In humility: the foot-washing ceremony
Every year on Holy Thursday the imperial couple knelt before a group of elderly women and men to wash their feet in a symbolic act that was intended as a visual demonstration of the Habsburg rulers’ humility.
Holy or Maundy Thursday is a festival in Holy Week commemorating the Last Supper, when Jesus washed the feet of his disciples as a sign of his humility. Foot-washing was an expression of hospitality at that time and was performed by the lowest household servants. The performance of this act by Jesus teaches the significance of humble service to all mankind:
The kings of the Gentiles exercise lordship over them; … But ye shall not be so; but he that is greatest among you, let him be as the younger; and he that is chief, as he that doth serve …. (Luke 22:25-26)
This ritual, also known as the pedilavium, is still practised in the Catholic Church in commemoration.
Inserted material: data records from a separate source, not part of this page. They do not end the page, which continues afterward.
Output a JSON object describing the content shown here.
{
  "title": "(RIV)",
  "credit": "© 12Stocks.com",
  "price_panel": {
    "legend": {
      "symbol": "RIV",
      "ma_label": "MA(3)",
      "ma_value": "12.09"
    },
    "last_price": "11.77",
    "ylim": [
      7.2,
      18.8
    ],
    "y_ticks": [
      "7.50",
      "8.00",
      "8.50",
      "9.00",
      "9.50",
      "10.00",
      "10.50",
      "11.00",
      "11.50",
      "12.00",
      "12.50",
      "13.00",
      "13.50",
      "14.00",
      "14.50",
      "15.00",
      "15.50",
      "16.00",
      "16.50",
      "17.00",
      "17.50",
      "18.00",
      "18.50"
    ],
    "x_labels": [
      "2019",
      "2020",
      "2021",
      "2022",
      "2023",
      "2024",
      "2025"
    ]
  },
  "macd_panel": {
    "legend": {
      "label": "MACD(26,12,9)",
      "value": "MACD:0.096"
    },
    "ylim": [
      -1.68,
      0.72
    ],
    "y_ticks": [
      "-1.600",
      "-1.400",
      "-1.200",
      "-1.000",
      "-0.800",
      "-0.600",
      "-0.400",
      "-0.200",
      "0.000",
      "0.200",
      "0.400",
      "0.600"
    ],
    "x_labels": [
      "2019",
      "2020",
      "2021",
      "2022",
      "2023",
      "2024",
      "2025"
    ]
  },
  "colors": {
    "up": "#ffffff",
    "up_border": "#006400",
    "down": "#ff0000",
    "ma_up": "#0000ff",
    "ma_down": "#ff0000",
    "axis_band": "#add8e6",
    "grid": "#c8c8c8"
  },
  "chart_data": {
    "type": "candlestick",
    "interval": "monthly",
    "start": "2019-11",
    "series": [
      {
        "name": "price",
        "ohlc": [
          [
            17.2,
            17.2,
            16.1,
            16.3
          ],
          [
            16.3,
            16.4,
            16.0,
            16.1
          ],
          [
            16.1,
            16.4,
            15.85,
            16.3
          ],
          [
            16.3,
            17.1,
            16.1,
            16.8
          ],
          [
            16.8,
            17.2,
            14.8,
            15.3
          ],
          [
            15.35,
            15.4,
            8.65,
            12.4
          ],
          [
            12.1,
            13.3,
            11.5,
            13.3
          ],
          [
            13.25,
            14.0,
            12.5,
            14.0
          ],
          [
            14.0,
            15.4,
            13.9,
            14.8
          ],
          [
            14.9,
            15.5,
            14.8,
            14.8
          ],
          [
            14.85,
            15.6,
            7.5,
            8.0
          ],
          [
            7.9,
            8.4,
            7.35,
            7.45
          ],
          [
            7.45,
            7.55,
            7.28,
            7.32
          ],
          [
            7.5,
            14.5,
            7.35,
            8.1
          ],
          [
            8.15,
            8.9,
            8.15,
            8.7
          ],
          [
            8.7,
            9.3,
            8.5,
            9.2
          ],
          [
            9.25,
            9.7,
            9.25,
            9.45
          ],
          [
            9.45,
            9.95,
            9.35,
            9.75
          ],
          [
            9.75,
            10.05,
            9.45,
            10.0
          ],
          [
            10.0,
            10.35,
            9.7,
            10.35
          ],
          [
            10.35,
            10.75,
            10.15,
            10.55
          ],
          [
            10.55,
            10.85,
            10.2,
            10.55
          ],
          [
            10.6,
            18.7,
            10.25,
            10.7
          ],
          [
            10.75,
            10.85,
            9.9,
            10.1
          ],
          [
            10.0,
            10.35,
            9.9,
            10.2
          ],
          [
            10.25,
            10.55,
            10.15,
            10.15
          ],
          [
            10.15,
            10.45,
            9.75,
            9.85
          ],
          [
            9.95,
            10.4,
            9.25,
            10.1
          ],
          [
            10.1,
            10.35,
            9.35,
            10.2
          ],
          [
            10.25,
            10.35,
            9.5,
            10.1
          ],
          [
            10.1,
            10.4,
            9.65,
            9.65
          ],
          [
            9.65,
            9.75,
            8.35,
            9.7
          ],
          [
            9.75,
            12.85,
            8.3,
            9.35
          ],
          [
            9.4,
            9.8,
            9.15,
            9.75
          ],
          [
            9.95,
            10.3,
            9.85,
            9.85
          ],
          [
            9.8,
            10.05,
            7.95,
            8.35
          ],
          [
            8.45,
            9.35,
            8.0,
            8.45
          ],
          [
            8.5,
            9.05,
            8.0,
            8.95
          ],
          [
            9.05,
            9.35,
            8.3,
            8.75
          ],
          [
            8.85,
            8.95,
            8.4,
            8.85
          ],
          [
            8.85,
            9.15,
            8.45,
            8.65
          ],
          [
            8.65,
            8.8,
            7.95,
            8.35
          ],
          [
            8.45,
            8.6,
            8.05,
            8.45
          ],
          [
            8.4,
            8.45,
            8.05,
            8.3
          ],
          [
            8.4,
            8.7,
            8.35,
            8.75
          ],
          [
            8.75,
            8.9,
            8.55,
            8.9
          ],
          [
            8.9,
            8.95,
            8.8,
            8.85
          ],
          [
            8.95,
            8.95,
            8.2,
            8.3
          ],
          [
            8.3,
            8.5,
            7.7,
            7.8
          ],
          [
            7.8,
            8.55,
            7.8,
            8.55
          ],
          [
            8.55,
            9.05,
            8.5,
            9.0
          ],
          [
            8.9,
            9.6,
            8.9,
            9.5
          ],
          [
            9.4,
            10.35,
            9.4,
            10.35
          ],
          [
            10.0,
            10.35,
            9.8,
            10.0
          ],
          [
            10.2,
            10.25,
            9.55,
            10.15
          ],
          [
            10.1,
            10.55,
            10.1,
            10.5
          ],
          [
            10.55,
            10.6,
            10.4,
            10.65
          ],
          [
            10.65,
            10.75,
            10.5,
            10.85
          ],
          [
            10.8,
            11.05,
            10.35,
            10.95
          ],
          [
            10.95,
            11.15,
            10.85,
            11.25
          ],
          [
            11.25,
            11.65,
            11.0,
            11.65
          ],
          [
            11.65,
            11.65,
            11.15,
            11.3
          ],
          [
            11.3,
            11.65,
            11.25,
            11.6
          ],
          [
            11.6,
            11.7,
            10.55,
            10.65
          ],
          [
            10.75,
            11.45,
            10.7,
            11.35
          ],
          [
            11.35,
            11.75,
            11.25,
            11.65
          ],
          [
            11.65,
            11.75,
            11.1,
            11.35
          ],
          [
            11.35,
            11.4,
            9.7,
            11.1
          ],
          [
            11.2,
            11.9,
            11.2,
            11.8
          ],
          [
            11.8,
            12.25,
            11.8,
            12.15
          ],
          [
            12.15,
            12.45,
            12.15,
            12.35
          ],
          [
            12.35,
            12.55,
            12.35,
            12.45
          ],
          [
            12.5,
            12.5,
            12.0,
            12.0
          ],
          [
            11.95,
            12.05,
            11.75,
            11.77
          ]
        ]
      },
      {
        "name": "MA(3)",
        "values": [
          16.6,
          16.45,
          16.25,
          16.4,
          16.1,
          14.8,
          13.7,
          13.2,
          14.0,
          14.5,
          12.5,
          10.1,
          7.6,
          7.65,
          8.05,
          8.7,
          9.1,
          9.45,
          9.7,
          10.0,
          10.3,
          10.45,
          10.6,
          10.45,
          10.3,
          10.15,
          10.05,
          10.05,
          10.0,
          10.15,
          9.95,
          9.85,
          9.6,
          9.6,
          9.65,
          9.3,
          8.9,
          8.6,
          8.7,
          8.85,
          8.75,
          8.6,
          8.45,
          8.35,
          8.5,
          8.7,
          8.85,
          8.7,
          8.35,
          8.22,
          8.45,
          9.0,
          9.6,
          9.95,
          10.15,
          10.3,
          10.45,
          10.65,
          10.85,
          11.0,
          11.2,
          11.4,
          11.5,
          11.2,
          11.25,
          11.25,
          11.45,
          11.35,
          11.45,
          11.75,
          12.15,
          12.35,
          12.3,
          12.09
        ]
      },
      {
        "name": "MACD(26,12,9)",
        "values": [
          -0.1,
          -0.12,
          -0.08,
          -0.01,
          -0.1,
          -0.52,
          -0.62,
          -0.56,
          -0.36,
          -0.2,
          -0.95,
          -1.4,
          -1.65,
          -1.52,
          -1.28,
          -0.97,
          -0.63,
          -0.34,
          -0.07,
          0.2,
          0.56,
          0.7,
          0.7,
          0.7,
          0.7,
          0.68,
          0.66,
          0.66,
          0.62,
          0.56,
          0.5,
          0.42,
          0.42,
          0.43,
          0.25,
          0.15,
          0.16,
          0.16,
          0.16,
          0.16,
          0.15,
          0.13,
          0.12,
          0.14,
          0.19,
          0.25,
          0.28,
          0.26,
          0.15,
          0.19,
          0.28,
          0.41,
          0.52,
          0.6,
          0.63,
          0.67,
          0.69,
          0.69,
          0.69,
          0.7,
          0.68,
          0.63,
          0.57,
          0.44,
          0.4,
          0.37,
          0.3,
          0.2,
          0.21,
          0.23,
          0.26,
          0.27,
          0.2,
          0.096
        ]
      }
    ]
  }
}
The traditional washing of the feet of twelve men by the Pope on Holy Thursday marks the commencement of the Easter solemnities.
For the rulers of the House of Habsburg, the Washing of Feet was a demonstration of their humility before God and of Christian charity, part of the canon of a sovereign’s virtues. The ritual was practised until the end of Habsburg rule. Pictorial records of this ceremony have been preserved from Emperor Franz Joseph’s time.
Twelve poor men and twelve poor women were chosen, medically examined and then thoroughly cleansed and dressed uniformly in black. The annual directory for 1880 gives the ages of the participants that year as ranging from 88 to 92. The ceremony involved a procession to church and a public banquet with four courses. However, the food was not eaten in situ, but given to the participants in a painted wooden tub to take home. Only then did the actual washing of the feet take place. The emperor and empress knelt down, and, moving from one person to the next, washed their feet, dried them, assisted by a prelate, who held a basin for them, and another cleric, who refilled it with water. Finally each of the twelve aged people received a white leather pouch containing 30 silver coins together with wine jugs and beakers of green stoneware, before being driven home in a court carriage.
During the last years of his life Franz Joseph rarely performed the ceremony because of his failing health. To prevent the ritual falling into oblivion, each year a number of needy people were chosen and given symbolic gifts of money.